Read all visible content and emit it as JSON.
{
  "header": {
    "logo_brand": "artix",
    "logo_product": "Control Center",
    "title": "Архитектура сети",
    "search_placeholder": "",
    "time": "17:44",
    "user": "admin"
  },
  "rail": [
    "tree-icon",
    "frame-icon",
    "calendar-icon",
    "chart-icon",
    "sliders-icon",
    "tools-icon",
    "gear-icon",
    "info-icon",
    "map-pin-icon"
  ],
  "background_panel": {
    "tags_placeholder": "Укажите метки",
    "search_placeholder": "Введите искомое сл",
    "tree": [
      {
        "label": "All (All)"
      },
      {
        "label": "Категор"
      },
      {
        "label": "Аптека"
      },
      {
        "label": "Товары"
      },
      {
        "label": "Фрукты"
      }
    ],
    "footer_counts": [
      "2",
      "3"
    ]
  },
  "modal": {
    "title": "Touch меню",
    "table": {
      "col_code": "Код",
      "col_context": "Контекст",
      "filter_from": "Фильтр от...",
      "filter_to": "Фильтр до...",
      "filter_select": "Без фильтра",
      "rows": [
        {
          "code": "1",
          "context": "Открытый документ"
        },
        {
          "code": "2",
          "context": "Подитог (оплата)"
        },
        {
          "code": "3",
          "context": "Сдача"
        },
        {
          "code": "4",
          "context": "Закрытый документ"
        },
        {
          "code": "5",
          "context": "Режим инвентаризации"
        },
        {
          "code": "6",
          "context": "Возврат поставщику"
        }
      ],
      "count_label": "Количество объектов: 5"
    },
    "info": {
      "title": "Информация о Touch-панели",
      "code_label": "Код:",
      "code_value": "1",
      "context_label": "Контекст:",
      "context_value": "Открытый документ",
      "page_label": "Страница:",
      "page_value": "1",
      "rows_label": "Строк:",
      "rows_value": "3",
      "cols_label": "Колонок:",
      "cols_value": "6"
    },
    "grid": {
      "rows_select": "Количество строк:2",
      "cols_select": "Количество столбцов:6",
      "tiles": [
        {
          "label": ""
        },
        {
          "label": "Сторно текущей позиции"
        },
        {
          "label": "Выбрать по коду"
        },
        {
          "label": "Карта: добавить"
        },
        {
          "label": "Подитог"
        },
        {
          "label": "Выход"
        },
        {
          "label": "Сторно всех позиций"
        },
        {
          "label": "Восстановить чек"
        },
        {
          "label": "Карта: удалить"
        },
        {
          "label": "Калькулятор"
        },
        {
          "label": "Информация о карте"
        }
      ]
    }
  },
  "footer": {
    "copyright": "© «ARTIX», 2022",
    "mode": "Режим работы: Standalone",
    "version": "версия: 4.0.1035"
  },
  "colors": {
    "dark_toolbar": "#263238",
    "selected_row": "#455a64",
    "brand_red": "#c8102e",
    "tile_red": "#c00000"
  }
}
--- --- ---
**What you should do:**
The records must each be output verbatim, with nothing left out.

**The completed task:**
Read all visible content and emit it as JSON.
{
  "header": {
    "logo_brand": "artix",
    "logo_product": "Control Center",
    "title": "Архитектура сети",
    "search_placeholder": "",
    "time": "17:44",
    "user": "admin"
  },
  "rail": [
    "tree-icon",
    "frame-icon",
    "calendar-icon",
    "chart-icon",
    "sliders-icon",
    "tools-icon",
    "gear-icon",
    "info-icon",
    "map-pin-icon"
  ],
  "background_panel": {
    "tags_placeholder": "Укажите метки",
    "search_placeholder": "Введите искомое сл",
    "tree": [
      {
        "label": "All (All)"
      },
      {
        "label": "Категор"
      },
      {
        "label": "Аптека"
      },
      {
        "label": "Товары"
      },
      {
        "label": "Фрукты"
      }
    ],
    "footer_counts": [
      "2",
      "3"
    ]
  },
  "modal": {
    "title": "Touch меню",
    "table": {
      "col_code": "Код",
      "col_context": "Контекст",
      "filter_from": "Фильтр от...",
      "filter_to": "Фильтр до...",
      "filter_select": "Без фильтра",
      "rows": [
        {
          "code": "1",
          "context": "Открытый документ"
        },
        {
          "code": "2",
          "context": "Подитог (оплата)"
        },
        {
          "code": "3",
          "context": "Сдача"
        },
        {
          "code": "4",
          "context": "Закрытый документ"
        },
        {
          "code": "5",
          "context": "Режим инвентаризации"
        },
        {
          "code": "6",
          "context": "Возврат поставщику"
        }
      ],
      "count_label": "Количество объектов: 5"
    },
    "info": {
      "title": "Информация о Touch-панели",
      "code_label": "Код:",
      "code_value": "1",
      "context_label": "Контекст:",
      "context_value": "Открытый документ",
      "page_label": "Страница:",
      "page_value": "1",
      "rows_label": "Строк:",
      "rows_value": "3",
      "cols_label": "Колонок:",
      "cols_value": "6"
    },
    "grid": {
      "rows_select": "Количество строк:2",
      "cols_select": "Количество столбцов:6",
      "tiles": [
        {
          "label": ""
        },
        {
          "label": "Сторно текущей позиции"
        },
        {
          "label": "Выбрать по коду"
        },
        {
          "label": "Карта: добавить"
        },
        {
          "label": "Подитог"
        },
        {
          "label": "Выход"
        },
        {
          "label": "Сторно всех позиций"
        },
        {
          "label": "Восстановить чек"
        },
        {
          "label": "Карта: удалить"
        },
        {
          "label": "Калькулятор"
        },
        {
          "label": "Информация о карте"
        }
      ]
    }
  },
  "footer": {
    "copyright": "© «ARTIX», 2022",
    "mode": "Режим работы: Standalone",
    "version": "версия: 4.0.1035"
  },
  "colors": {
    "dark_toolbar": "#263238",
    "selected_row": "#455a64",
    "brand_red": "#c8102e",
    "tile_red": "#c00000"
  }
}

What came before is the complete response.